A year ago, for example, Chizarom wanted to draw multiple animation frames a day. I wondered if it wouldn’t be wiser for her to aim to complete one frame only, and add more only if this became comfortable.

2) Post publicly for accountability. I hadn’t been on Instagram before last year’s 100 Day Project (and haven’t been much on it since). Initially, I was going to do my writing project without posting anywhere. Good thing I changed my mind! I don’t know if I’d have lasted a week if I hadn’t publicly tracked what I was doing. I had maybe five followers (friends from the Creativity church group where I’d heard about The 100 Day Project), but the daily posting helped keep me faithful.
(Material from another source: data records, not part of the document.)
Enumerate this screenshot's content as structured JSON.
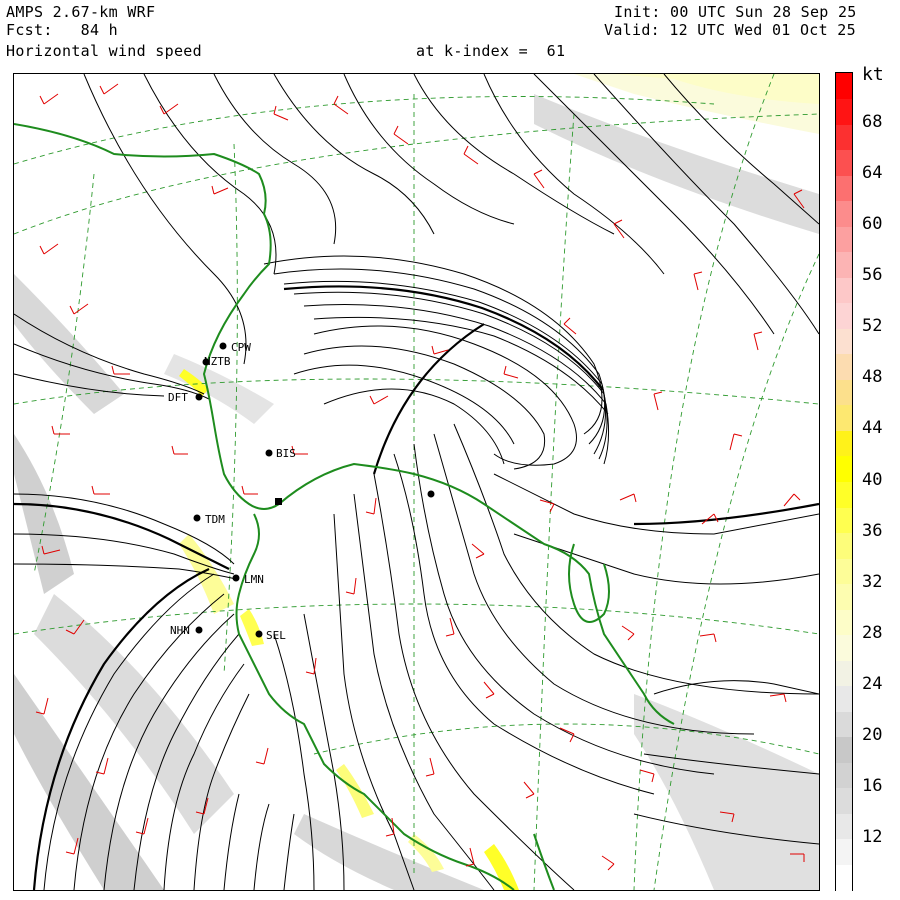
{
  "header": {
    "model": "AMPS 2.67-km WRF",
    "forecast": "Fcst:   84 h",
    "field": "Horizontal wind speed",
    "init": "Init: 00 UTC Sun 28 Sep 25",
    "valid": "Valid: 12 UTC Wed 01 Oct 25",
    "level": "at k-index =  61"
  },
  "colorbar": {
    "unit": "kt",
    "labels": [
      "68",
      "64",
      "60",
      "56",
      "52",
      "48",
      "44",
      "40",
      "36",
      "32",
      "28",
      "24",
      "20",
      "16",
      "12"
    ],
    "bins": [
      {
        "min": 8,
        "max": 10,
        "color": "#ffffff"
      },
      {
        "min": 10,
        "max": 12,
        "color": "#f4f4f4"
      },
      {
        "min": 12,
        "max": 14,
        "color": "#e8e8e8"
      },
      {
        "min": 14,
        "max": 16,
        "color": "#dcdcdc"
      },
      {
        "min": 16,
        "max": 18,
        "color": "#d2d2d2"
      },
      {
        "min": 18,
        "max": 20,
        "color": "#c8c8c8"
      },
      {
        "min": 20,
        "max": 22,
        "color": "#dadada"
      },
      {
        "min": 22,
        "max": 24,
        "color": "#e8e8e8"
      },
      {
        "min": 24,
        "max": 26,
        "color": "#f2f2e4"
      },
      {
        "min": 26,
        "max": 28,
        "color": "#fbfbdc"
      },
      {
        "min": 28,
        "max": 30,
        "color": "#fdfdc8"
      },
      {
        "min": 30,
        "max": 32,
        "color": "#fdfdb0"
      },
      {
        "min": 32,
        "max": 34,
        "color": "#fdfd98"
      },
      {
        "min": 34,
        "max": 36,
        "color": "#fdfd7a"
      },
      {
        "min": 36,
        "max": 38,
        "color": "#ffff50"
      },
      {
        "min": 38,
        "max": 40,
        "color": "#ffff28"
      },
      {
        "min": 40,
        "max": 42,
        "color": "#ffff00"
      },
      {
        "min": 42,
        "max": 44,
        "color": "#fff21a"
      },
      {
        "min": 44,
        "max": 46,
        "color": "#fde870"
      },
      {
        "min": 46,
        "max": 48,
        "color": "#fce08c"
      },
      {
        "min": 48,
        "max": 50,
        "color": "#fcdcb0"
      },
      {
        "min": 50,
        "max": 52,
        "color": "#fce0d0"
      },
      {
        "min": 52,
        "max": 54,
        "color": "#fdd4d4"
      },
      {
        "min": 54,
        "max": 56,
        "color": "#fdc8c8"
      },
      {
        "min": 56,
        "max": 58,
        "color": "#fcb4b4"
      },
      {
        "min": 58,
        "max": 60,
        "color": "#fca0a0"
      },
      {
        "min": 60,
        "max": 62,
        "color": "#fc8c8c"
      },
      {
        "min": 62,
        "max": 64,
        "color": "#fc7070"
      },
      {
        "min": 64,
        "max": 66,
        "color": "#fc5050"
      },
      {
        "min": 66,
        "max": 68,
        "color": "#fc3030"
      },
      {
        "min": 68,
        "max": 70,
        "color": "#ff1414"
      },
      {
        "min": 70,
        "max": 72,
        "color": "#ff0000"
      }
    ]
  },
  "stations": [
    "CPW",
    "NZTB",
    "DFT",
    "BIS",
    "TDM",
    "LMN",
    "NHN",
    "SEL"
  ],
  "colors": {
    "coastline": "#1e8c1e",
    "graticule": "#2e9a2e",
    "streamline": "#000000",
    "barb": "#e00000",
    "station": "#000000"
  },
  "icons": {
    "station_marker": "filled-circle",
    "wind_barb": "red-wind-barb"
  }
}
This year, I’m blogging rather than posting on Instagram for my 100 Days. You may choose to publicly post your progress on a website, Instagram, or even your bedroom door or cubicle wall for housemates or co-workers to see. But let someone know what you’re doing, to create for yourself the beneficial expectation of a daily fresh feed.

3) Commit to dailyness. Was it M. J. Ryan in This Year I Will… ? Or Gretchen Rubin (of The Happiness Project) in one of her books?, who wrote that it can be easier to perform an activity daily than, say, three times a week. In the latter scenario, you argue with yourself about WHICH days to work, are tempted to skip some days, and may fall behind. Whereas when something is daily, you don’t waste energy negotiating with yourself about whether you’ll do it or not. You just go at it.

For myself, as this year’s project is more ambitious (writing, reading, becoming), I’m giving myself Sundays off, to have a full day to recharge. Then I’ll likely keep going a while longer to reach my 100 Days.

4) Start anytime. Don’t worry if the official start date was a few days (or weeks, or months) ago. Just start. AND,

5) Keep going. If/when you drop the ball—just bend down, pick it up, forgive yourself, and keep going. If you were overly ambitious to start with, you can scale back and redefine the project. Also, decide how you’ll handle any “drops:”

Maybe, if you miss a day, you make it up the next day.
Or you keep going extra days until you make it to the end of YOUR 100 Days.
Or (while pushing hard to keep along) you decide to be thrilled by whatever you accomplish on your project, knowing it’s more than you’d have done if you hadn’t started at all.

Either way, I cheer you along. So what WILL you do with your 100 Days of Making?

**

Poetry Reading and William Stafford Archive

rainy night

These last few days, I read poems by:

-Dylan Thomas (listened to some, too)
-William Stafford
-and Robert Frost (including some of his pages-long ones)

I learned that it’s a good idea to note the titles of poems I liked or otherwise want to revisit, and perhaps a pertinent line or note about why. Otherwise, given that I’m reading poems out of order, in books that aren’t even mine—how will I find again the poems that resonated with me?

I learned, too, that there is a William Stafford archive, in which you can see manuscript pages, and listen to readings, of his poems. Here’s one I liked:

Mouse Night: One of Our Games – from Stories That Could Be True

We heard thunder. Nothing great—on high
ground rain began. Who ran through
that rain? I shrank, a fieldmouse, when
the thunder came—under grass with bombs
of water scything stems. My tremendous
father cowered: “Lions rushing make
that sound,” he said; “we’ll be brain-washed
for sure if head-size chunks of water hit us.
Duck and cover! It takes a man
to be a mouse this night,” he said.

**